Assignment ▸ Please reply with one number only: how many lines in the entries below contain the string "watermark".

Input ▸
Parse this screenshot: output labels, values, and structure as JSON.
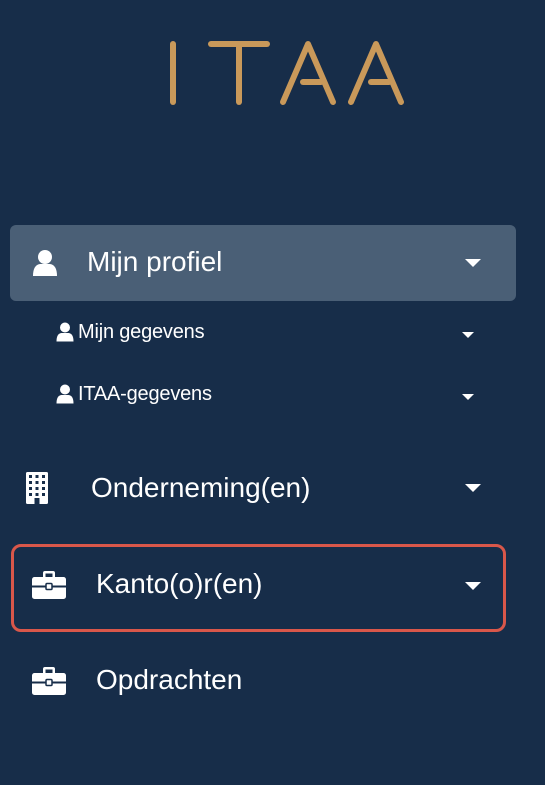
{
  "brand": {
    "logo_text": "ITAA",
    "logo_color": "#c9995a"
  },
  "colors": {
    "sidebar_bg": "#172d49",
    "active_bg": "#4a5f76",
    "highlight_border": "#d9574a",
    "text": "#ffffff"
  },
  "nav": {
    "profile": {
      "label": "Mijn profiel",
      "icon": "user-icon",
      "expanded": true
    },
    "profile_sub": [
      {
        "label": "Mijn gegevens",
        "icon": "user-icon"
      },
      {
        "label": "ITAA-gegevens",
        "icon": "user-icon"
      }
    ],
    "companies": {
      "label": "Onderneming(en)",
      "icon": "building-icon"
    },
    "offices": {
      "label": "Kanto(o)r(en)",
      "icon": "briefcase-icon",
      "highlighted": true
    },
    "assignments": {
      "label": "Opdrachten",
      "icon": "briefcase-icon"
    }
  }
}
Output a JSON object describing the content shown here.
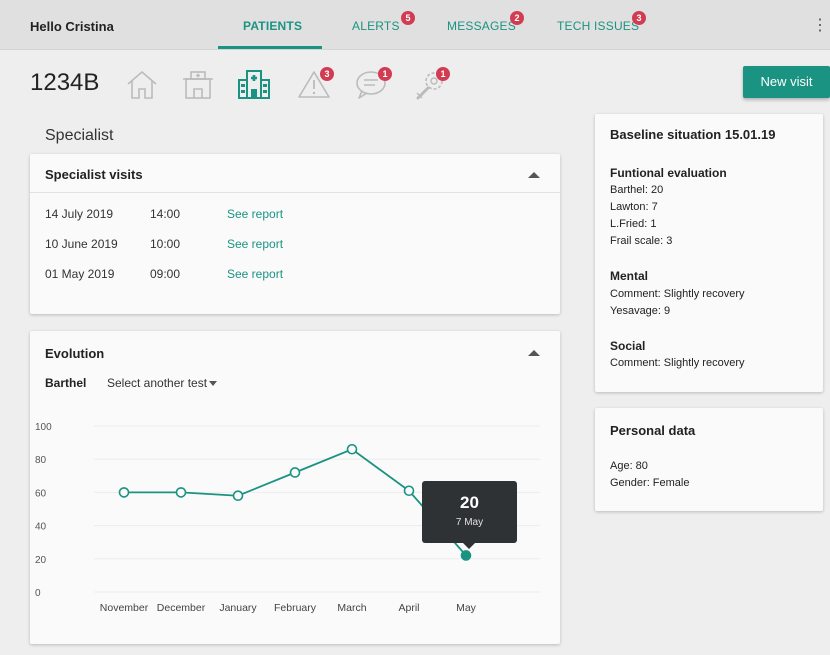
{
  "topbar": {
    "greeting": "Hello Cristina",
    "tabs": [
      {
        "label": "PATIENTS",
        "badge": ""
      },
      {
        "label": "ALERTS",
        "badge": "5"
      },
      {
        "label": "MESSAGES",
        "badge": "2"
      },
      {
        "label": "TECH ISSUES",
        "badge": "3"
      }
    ],
    "more_icon": "vertical-dots-icon"
  },
  "header": {
    "patient_id": "1234B",
    "icons": [
      {
        "name": "home-icon",
        "badge": ""
      },
      {
        "name": "care-home-icon",
        "badge": ""
      },
      {
        "name": "hospital-icon",
        "badge": ""
      },
      {
        "name": "alert-triangle-icon",
        "badge": "3"
      },
      {
        "name": "message-bubble-icon",
        "badge": "1"
      },
      {
        "name": "wrench-gear-icon",
        "badge": "1"
      }
    ],
    "new_visit_label": "New visit"
  },
  "section_title": "Specialist",
  "visits": {
    "title": "Specialist visits",
    "rows": [
      {
        "date": "14 July 2019",
        "time": "14:00",
        "link": "See report"
      },
      {
        "date": "10 June 2019",
        "time": "10:00",
        "link": "See report"
      },
      {
        "date": "01 May 2019",
        "time": "09:00",
        "link": "See report"
      }
    ]
  },
  "evolution": {
    "title": "Evolution",
    "test_label": "Barthel",
    "select_label": "Select another test",
    "tooltip": {
      "value": "20",
      "date": "7 May"
    }
  },
  "chart_data": {
    "type": "line",
    "categories": [
      "November",
      "December",
      "January",
      "February",
      "March",
      "April",
      "May"
    ],
    "values": [
      60,
      60,
      58,
      72,
      86,
      61,
      22
    ],
    "ylim": [
      0,
      100
    ],
    "yticks": [
      0,
      20,
      40,
      60,
      80,
      100
    ],
    "grid": true,
    "title": "",
    "xlabel": "",
    "ylabel": "",
    "highlight_index": 6,
    "line_color": "#1a9382"
  },
  "baseline": {
    "title": "Baseline situation 15.01.19",
    "functional": {
      "heading": "Funtional evaluation",
      "lines": [
        "Barthel: 20",
        "Lawton: 7",
        "L.Fried: 1",
        "Frail scale: 3"
      ]
    },
    "mental": {
      "heading": "Mental",
      "lines": [
        "Comment: Slightly recovery",
        "Yesavage: 9"
      ]
    },
    "social": {
      "heading": "Social",
      "lines": [
        "Comment: Slightly recovery"
      ]
    }
  },
  "personal": {
    "title": "Personal data",
    "lines": [
      "Age: 80",
      "Gender: Female"
    ]
  },
  "colors": {
    "accent": "#1a9382",
    "badge": "#d23c52",
    "tooltip_bg": "#2e3235"
  }
}
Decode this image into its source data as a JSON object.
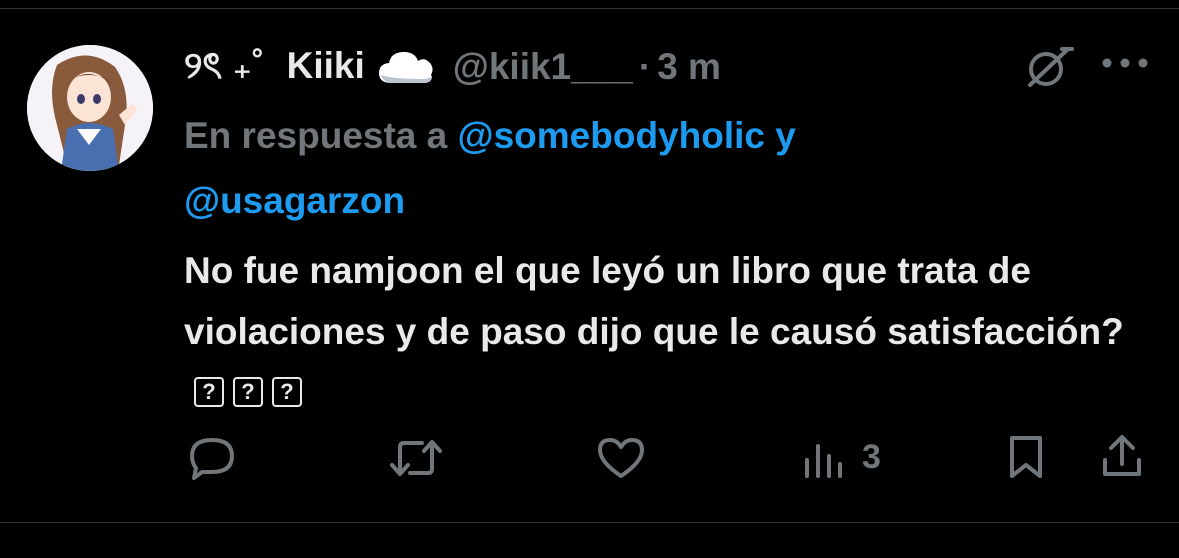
{
  "tweet": {
    "display_name_prefix": "୨ৎ ₊˚",
    "display_name": "Kiiki",
    "display_name_emoji": "cloud-icon",
    "handle": "@kiik1___",
    "separator": "·",
    "time": "3 m",
    "reply_prefix": "En respuesta a ",
    "reply_mention_1": "@somebodyholic",
    "reply_conjunction": " y",
    "reply_mention_2": "@usagarzon",
    "text": "No fue namjoon el que leyó un libro que trata de violaciones y de paso dijo que le causó satisfacción?",
    "text_trailing_glyphs": [
      "?",
      "?",
      "?"
    ]
  },
  "actions": {
    "reply_icon": "reply-icon",
    "repost_icon": "repost-icon",
    "like_icon": "heart-icon",
    "views_icon": "views-icon",
    "views_count": "3",
    "bookmark_icon": "bookmark-icon",
    "share_icon": "share-icon"
  },
  "colors": {
    "background": "#000000",
    "text_primary": "#e7e9ea",
    "text_secondary": "#71767b",
    "accent": "#1d9bf0",
    "divider": "#2f3336"
  }
}
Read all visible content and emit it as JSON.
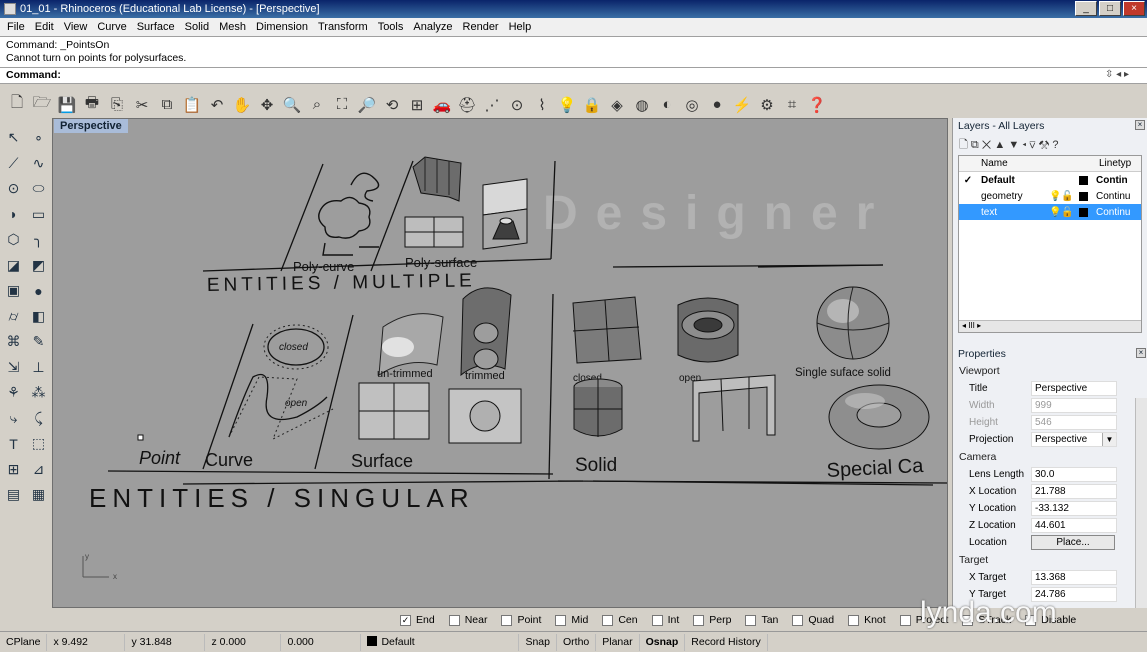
{
  "window": {
    "title": "01_01 - Rhinoceros (Educational Lab License) - [Perspective]",
    "minimize": "_",
    "maximize": "□",
    "close": "×"
  },
  "menu": [
    "File",
    "Edit",
    "View",
    "Curve",
    "Surface",
    "Solid",
    "Mesh",
    "Dimension",
    "Transform",
    "Tools",
    "Analyze",
    "Render",
    "Help"
  ],
  "command": {
    "history": [
      "Command: _PointsOn",
      "Cannot turn on points for polysurfaces."
    ],
    "prompt": "Command:",
    "scroll_glyphs": "⇳  ◂  ▸"
  },
  "toolbar_icons": [
    {
      "name": "new-document-icon",
      "glyph": "🗋"
    },
    {
      "name": "open-icon",
      "glyph": "🗁"
    },
    {
      "name": "save-icon",
      "glyph": "💾"
    },
    {
      "name": "print-icon",
      "glyph": "🖶"
    },
    {
      "name": "import-icon",
      "glyph": "⎘"
    },
    {
      "name": "cut-icon",
      "glyph": "✂"
    },
    {
      "name": "copy-icon",
      "glyph": "⧉"
    },
    {
      "name": "paste-icon",
      "glyph": "📋"
    },
    {
      "name": "undo-icon",
      "glyph": "↶"
    },
    {
      "name": "pan-icon",
      "glyph": "✋"
    },
    {
      "name": "rotate-view-icon",
      "glyph": "✥"
    },
    {
      "name": "zoom-icon",
      "glyph": "🔍"
    },
    {
      "name": "zoom-window-icon",
      "glyph": "⌕"
    },
    {
      "name": "zoom-extents-icon",
      "glyph": "⛶"
    },
    {
      "name": "zoom-selected-icon",
      "glyph": "🔎"
    },
    {
      "name": "undo-view-icon",
      "glyph": "⟲"
    },
    {
      "name": "four-viewports-icon",
      "glyph": "⊞"
    },
    {
      "name": "car-icon",
      "glyph": "🚗"
    },
    {
      "name": "hat-icon",
      "glyph": "⛑"
    },
    {
      "name": "select-points-icon",
      "glyph": "⋰"
    },
    {
      "name": "point-on-icon",
      "glyph": "⊙"
    },
    {
      "name": "curve-points-icon",
      "glyph": "⌇"
    },
    {
      "name": "light-bulb-icon",
      "glyph": "💡"
    },
    {
      "name": "lock-icon",
      "glyph": "🔒"
    },
    {
      "name": "layer-icon",
      "glyph": "◈"
    },
    {
      "name": "color-wheel-icon",
      "glyph": "◍"
    },
    {
      "name": "shade-icon",
      "glyph": "◐"
    },
    {
      "name": "render-sphere-icon",
      "glyph": "◎"
    },
    {
      "name": "render-icon",
      "glyph": "●"
    },
    {
      "name": "snap-icon",
      "glyph": "⚡"
    },
    {
      "name": "options-icon",
      "glyph": "⚙"
    },
    {
      "name": "grid-snap-icon",
      "glyph": "⌗"
    },
    {
      "name": "help-icon",
      "glyph": "❓"
    }
  ],
  "left_tools": [
    {
      "name": "select-arrow-icon",
      "glyph": "↖"
    },
    {
      "name": "point-icon",
      "glyph": "∘"
    },
    {
      "name": "polyline-icon",
      "glyph": "⟋"
    },
    {
      "name": "curve-icon",
      "glyph": "∿"
    },
    {
      "name": "circle-icon",
      "glyph": "⊙"
    },
    {
      "name": "ellipse-icon",
      "glyph": "⬭"
    },
    {
      "name": "arc-icon",
      "glyph": "◗"
    },
    {
      "name": "rectangle-icon",
      "glyph": "▭"
    },
    {
      "name": "polygon-icon",
      "glyph": "⬡"
    },
    {
      "name": "fillet-icon",
      "glyph": "╮"
    },
    {
      "name": "surface-icon",
      "glyph": "◪"
    },
    {
      "name": "loft-icon",
      "glyph": "◩"
    },
    {
      "name": "box-icon",
      "glyph": "▣"
    },
    {
      "name": "sphere-icon",
      "glyph": "●"
    },
    {
      "name": "cylinder-icon",
      "glyph": "⌭"
    },
    {
      "name": "extrude-icon",
      "glyph": "◧"
    },
    {
      "name": "mesh-icon",
      "glyph": "⌘"
    },
    {
      "name": "boolean-icon",
      "glyph": "✎"
    },
    {
      "name": "transform-icon",
      "glyph": "⇲"
    },
    {
      "name": "align-icon",
      "glyph": "⊥"
    },
    {
      "name": "group-icon",
      "glyph": "⚘"
    },
    {
      "name": "array-icon",
      "glyph": "⁂"
    },
    {
      "name": "trim-icon",
      "glyph": "⤷"
    },
    {
      "name": "split-icon",
      "glyph": "⤹"
    },
    {
      "name": "text-icon",
      "glyph": "T"
    },
    {
      "name": "dimension-icon",
      "glyph": "⬚"
    },
    {
      "name": "block-icon",
      "glyph": "⊞"
    },
    {
      "name": "analyze-icon",
      "glyph": "⊿"
    },
    {
      "name": "render-box-icon",
      "glyph": "▤"
    },
    {
      "name": "hatch-icon",
      "glyph": "▦"
    }
  ],
  "viewport": {
    "label": "Perspective",
    "scene_text": {
      "polycurve": "Poly-curve",
      "polysurface": "Poly-surface",
      "multiple": "ENTITIES / MULTIPLE",
      "singular": "ENTITIES / SINGULAR",
      "point": "Point",
      "curve": "Curve",
      "surface": "Surface",
      "solid": "Solid",
      "special": "Special Ca",
      "closed": "closed",
      "open": "open",
      "untrimmed": "un-trimmed",
      "trimmed": "trimmed",
      "closed2": "closed",
      "open2": "open",
      "single_surface_solid": "Single suface solid",
      "axis_y": "y",
      "axis_x": "x"
    },
    "watermark": "Designer"
  },
  "layers": {
    "title": "Layers - All Layers",
    "tools": "🗋 ⧉ ✕ ▲ ▼ ◂ ⊽ ⚒ ?",
    "columns": {
      "name": "Name",
      "linetype": "Linetyp"
    },
    "rows": [
      {
        "check": "✓",
        "name": "Default",
        "linetype": "Contin",
        "selected": false,
        "bold": true
      },
      {
        "check": "",
        "name": "geometry",
        "linetype": "Continu",
        "selected": false,
        "bold": false
      },
      {
        "check": "",
        "name": "text",
        "linetype": "Continu",
        "selected": true,
        "bold": false
      }
    ],
    "hscroll": "◂ III ▸"
  },
  "properties": {
    "title": "Properties",
    "section": "Viewport",
    "rows": [
      {
        "label": "Title",
        "value": "Perspective",
        "dim": false
      },
      {
        "label": "Width",
        "value": "999",
        "dim": true
      },
      {
        "label": "Height",
        "value": "546",
        "dim": true
      },
      {
        "label": "Projection",
        "value": "Perspective",
        "dim": false,
        "dropdown": true
      }
    ],
    "camera_title": "Camera",
    "camera": [
      {
        "label": "Lens Length",
        "value": "30.0"
      },
      {
        "label": "X Location",
        "value": "21.788"
      },
      {
        "label": "Y Location",
        "value": "-33.132"
      },
      {
        "label": "Z Location",
        "value": "44.601"
      }
    ],
    "location_label": "Location",
    "place_button": "Place...",
    "target_title": "Target",
    "target": [
      {
        "label": "X Target",
        "value": "13.368"
      },
      {
        "label": "Y Target",
        "value": "24.786"
      }
    ]
  },
  "osnap": [
    {
      "label": "End",
      "checked": true
    },
    {
      "label": "Near",
      "checked": false
    },
    {
      "label": "Point",
      "checked": false
    },
    {
      "label": "Mid",
      "checked": false
    },
    {
      "label": "Cen",
      "checked": false
    },
    {
      "label": "Int",
      "checked": false
    },
    {
      "label": "Perp",
      "checked": false
    },
    {
      "label": "Tan",
      "checked": false
    },
    {
      "label": "Quad",
      "checked": false
    },
    {
      "label": "Knot",
      "checked": false
    },
    {
      "label": "Project",
      "checked": false
    },
    {
      "label": "STrack",
      "checked": false
    },
    {
      "label": "Disable",
      "checked": false
    }
  ],
  "status": {
    "cplane": "CPlane",
    "x": "x 9.492",
    "y": "y 31.848",
    "z": "z 0.000",
    "d": "0.000",
    "layer": "Default",
    "snap": "Snap",
    "ortho": "Ortho",
    "planar": "Planar",
    "osnap": "Osnap",
    "history": "Record History"
  },
  "watermark": "lynda.com"
}
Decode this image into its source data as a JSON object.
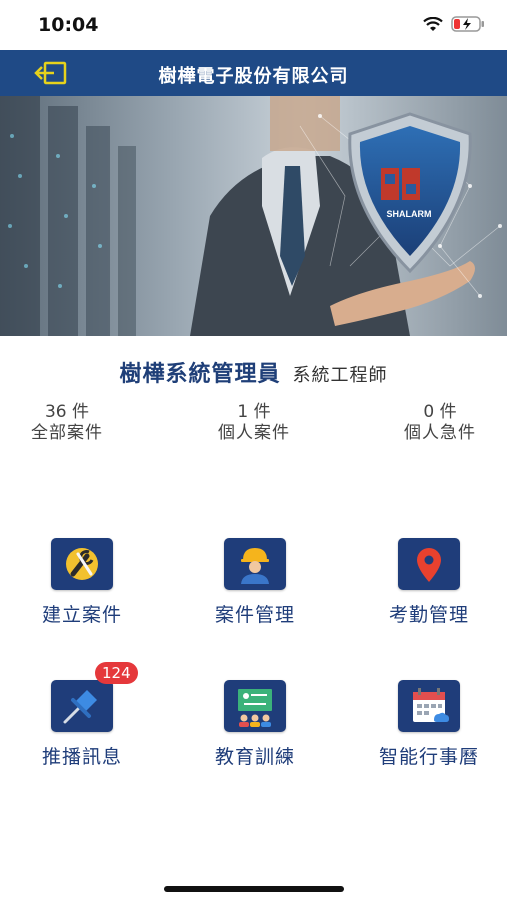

Response below ▸ 2